WHAT YOU SHOULD DO:
What lines of the data below hold the string "level"? Copy each one out.

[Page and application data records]
_ _ _

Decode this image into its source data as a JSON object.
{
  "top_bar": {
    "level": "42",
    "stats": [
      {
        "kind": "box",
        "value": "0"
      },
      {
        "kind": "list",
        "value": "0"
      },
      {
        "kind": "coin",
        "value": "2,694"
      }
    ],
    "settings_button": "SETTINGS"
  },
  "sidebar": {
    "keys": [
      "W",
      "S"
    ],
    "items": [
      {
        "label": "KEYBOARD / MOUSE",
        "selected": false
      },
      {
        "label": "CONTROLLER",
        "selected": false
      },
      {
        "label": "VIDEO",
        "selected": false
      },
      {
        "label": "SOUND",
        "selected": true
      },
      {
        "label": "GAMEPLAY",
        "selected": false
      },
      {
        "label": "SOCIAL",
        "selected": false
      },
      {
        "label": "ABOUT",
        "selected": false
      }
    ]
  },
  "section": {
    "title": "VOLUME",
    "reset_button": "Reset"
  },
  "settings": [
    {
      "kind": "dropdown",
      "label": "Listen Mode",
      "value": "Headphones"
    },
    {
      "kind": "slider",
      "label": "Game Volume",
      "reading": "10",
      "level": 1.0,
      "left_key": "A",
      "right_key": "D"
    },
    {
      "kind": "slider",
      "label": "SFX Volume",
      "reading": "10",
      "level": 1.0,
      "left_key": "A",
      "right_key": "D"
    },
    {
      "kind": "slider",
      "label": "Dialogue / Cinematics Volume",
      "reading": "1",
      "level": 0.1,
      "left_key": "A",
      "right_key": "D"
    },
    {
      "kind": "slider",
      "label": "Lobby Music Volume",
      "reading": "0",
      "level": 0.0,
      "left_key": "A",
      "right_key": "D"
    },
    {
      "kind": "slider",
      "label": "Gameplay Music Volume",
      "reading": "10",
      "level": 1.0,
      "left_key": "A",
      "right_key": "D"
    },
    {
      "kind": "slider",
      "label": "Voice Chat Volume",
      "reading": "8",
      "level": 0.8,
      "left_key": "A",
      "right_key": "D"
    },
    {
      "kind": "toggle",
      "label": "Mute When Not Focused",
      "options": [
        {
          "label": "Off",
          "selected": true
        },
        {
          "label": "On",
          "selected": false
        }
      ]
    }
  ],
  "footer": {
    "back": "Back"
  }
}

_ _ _

TASK RESPONSE:
    "level": "42",
      "level": 1.0,
      "level": 1.0,
      "level": 0.1,
      "level": 0.0,
      "level": 1.0,
      "level": 0.8,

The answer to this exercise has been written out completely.